## Activity
Go through the entries below and copy every line that holds the word "Specify".

Items from an interface collection:
○ ○ ○ ○ ○ ○ ○
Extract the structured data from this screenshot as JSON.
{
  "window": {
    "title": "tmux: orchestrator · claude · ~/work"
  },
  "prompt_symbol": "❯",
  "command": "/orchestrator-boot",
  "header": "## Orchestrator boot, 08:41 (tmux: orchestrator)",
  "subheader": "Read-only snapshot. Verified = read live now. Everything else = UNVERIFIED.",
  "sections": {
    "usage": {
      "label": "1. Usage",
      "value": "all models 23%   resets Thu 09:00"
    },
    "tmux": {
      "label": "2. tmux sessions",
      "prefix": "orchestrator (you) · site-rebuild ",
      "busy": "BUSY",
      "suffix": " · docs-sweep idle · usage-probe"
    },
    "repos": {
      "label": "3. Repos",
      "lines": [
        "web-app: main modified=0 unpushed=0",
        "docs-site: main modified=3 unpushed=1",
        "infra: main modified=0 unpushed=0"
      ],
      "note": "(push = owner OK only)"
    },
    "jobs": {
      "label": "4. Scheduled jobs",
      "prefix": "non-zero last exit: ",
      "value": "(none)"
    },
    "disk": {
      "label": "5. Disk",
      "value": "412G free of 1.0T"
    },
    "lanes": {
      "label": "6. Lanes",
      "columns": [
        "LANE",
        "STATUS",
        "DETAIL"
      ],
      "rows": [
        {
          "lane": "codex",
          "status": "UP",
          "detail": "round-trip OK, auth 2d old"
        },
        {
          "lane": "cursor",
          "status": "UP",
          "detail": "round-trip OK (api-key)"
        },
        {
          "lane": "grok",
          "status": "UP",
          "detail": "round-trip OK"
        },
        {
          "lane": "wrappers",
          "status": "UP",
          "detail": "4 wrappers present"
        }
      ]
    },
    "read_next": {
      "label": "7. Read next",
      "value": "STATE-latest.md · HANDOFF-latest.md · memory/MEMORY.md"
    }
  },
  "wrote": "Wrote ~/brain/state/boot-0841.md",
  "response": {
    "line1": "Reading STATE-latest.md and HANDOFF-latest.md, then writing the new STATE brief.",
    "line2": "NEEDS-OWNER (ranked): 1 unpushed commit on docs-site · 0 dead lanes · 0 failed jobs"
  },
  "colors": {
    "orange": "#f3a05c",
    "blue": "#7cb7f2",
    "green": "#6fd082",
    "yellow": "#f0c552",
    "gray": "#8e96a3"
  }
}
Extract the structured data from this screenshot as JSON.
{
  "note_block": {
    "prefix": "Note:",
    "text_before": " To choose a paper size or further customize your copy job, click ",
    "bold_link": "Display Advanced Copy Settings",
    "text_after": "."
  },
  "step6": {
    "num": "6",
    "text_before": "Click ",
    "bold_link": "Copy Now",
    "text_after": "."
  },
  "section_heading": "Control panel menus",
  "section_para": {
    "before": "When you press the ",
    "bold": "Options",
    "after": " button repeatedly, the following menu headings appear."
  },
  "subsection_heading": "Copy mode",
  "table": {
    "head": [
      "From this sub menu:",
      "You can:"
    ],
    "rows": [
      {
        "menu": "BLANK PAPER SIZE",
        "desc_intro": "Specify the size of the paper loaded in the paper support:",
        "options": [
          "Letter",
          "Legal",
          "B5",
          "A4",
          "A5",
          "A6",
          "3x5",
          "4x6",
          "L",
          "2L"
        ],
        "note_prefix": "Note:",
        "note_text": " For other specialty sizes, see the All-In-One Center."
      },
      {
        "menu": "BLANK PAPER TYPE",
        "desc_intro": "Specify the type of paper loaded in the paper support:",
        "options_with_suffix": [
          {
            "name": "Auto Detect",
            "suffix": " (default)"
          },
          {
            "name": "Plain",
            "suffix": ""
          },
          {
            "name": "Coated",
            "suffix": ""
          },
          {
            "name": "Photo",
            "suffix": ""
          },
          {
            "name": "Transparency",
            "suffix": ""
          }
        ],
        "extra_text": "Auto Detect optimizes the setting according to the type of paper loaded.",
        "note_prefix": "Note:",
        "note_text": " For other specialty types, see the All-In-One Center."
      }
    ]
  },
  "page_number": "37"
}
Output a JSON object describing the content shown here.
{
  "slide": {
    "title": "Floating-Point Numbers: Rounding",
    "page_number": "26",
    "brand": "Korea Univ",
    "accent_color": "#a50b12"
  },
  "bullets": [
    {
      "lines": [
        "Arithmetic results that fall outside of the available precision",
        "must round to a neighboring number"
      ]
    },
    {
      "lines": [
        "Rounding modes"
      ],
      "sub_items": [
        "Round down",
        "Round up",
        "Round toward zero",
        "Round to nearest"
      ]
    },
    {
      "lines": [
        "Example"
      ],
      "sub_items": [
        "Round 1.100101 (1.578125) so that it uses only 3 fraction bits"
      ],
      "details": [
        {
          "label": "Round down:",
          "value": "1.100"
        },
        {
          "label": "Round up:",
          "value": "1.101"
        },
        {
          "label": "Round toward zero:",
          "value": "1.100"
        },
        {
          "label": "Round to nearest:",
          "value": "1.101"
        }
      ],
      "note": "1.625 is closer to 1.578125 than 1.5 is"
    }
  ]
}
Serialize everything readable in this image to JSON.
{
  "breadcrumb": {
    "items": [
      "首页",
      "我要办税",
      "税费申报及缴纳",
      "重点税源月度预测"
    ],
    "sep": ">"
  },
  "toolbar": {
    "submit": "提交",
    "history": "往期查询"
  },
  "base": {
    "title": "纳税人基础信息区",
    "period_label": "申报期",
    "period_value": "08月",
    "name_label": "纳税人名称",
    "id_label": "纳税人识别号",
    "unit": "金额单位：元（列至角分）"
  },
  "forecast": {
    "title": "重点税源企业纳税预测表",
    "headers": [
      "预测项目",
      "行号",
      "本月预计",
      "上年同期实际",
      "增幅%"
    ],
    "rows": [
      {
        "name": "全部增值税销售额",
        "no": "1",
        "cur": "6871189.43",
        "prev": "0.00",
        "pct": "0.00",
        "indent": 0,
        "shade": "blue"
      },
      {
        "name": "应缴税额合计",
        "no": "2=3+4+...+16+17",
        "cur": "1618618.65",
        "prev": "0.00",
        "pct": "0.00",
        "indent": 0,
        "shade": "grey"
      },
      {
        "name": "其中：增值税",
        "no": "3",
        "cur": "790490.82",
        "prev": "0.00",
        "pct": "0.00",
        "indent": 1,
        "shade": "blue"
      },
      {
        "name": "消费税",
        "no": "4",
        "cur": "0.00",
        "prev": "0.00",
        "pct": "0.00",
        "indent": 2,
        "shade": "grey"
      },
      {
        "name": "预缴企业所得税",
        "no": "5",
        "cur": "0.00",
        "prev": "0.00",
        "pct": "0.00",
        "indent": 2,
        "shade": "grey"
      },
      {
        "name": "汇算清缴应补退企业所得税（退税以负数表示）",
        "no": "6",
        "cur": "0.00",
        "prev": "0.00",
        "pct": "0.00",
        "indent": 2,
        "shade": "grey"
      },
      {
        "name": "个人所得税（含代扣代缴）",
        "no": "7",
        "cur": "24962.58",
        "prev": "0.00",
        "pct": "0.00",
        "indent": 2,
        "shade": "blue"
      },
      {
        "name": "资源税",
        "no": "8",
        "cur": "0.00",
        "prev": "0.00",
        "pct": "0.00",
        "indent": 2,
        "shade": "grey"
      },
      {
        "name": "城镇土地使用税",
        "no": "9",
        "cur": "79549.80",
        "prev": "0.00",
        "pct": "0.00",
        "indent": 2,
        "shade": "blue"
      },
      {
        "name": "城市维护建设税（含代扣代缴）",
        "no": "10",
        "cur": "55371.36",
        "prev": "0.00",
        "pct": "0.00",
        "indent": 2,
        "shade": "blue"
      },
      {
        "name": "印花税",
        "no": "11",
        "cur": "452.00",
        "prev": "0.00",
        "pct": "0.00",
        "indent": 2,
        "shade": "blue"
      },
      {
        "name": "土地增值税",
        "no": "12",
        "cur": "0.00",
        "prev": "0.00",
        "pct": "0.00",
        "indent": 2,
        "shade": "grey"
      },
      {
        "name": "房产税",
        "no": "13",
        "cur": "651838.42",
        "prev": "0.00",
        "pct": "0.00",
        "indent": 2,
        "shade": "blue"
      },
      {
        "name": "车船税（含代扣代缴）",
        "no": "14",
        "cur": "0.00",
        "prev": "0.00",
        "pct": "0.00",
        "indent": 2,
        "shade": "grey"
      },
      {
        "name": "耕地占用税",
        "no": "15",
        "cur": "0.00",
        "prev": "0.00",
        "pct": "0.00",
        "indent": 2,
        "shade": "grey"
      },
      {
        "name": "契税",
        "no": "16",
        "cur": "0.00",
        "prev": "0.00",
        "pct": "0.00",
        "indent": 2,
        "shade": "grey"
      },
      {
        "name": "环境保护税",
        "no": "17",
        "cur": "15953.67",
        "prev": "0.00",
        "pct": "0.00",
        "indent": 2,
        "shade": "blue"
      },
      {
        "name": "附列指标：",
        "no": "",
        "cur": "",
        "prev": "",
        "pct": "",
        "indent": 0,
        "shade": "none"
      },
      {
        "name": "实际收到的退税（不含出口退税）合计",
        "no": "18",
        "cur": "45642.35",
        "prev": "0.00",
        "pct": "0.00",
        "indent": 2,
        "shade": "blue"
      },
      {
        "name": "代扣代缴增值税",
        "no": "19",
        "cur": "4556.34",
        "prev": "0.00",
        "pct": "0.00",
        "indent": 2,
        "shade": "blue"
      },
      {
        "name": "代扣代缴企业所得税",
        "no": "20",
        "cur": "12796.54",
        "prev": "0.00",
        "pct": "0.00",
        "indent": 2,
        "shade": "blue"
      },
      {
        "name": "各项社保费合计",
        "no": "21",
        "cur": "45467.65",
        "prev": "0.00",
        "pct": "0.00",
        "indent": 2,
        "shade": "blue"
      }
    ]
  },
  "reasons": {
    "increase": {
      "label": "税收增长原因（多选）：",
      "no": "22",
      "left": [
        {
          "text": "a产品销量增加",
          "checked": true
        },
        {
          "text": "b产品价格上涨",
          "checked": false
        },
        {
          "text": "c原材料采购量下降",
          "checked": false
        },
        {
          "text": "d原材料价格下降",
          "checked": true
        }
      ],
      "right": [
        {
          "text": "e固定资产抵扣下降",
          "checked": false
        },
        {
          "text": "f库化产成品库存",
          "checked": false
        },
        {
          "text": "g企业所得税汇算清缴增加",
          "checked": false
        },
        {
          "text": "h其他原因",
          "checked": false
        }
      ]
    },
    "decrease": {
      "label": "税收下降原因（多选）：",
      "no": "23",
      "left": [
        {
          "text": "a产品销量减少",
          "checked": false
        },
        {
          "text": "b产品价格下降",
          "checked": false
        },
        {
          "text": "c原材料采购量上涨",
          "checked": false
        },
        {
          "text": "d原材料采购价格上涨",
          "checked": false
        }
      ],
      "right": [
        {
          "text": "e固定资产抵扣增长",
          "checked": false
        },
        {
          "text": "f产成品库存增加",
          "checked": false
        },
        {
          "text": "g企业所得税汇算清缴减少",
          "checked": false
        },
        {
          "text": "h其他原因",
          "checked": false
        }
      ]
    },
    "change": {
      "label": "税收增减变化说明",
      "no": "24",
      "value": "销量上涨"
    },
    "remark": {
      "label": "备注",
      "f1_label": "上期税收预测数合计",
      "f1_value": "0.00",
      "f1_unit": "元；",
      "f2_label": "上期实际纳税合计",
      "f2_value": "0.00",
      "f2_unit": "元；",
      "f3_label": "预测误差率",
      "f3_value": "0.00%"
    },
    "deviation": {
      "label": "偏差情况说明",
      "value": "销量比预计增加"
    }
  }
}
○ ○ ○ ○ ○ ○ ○
## Exercise result
        "desc_intro": "Specify the size of the paper loaded in the paper support:",
        "desc_intro": "Specify the type of paper loaded in the paper support:",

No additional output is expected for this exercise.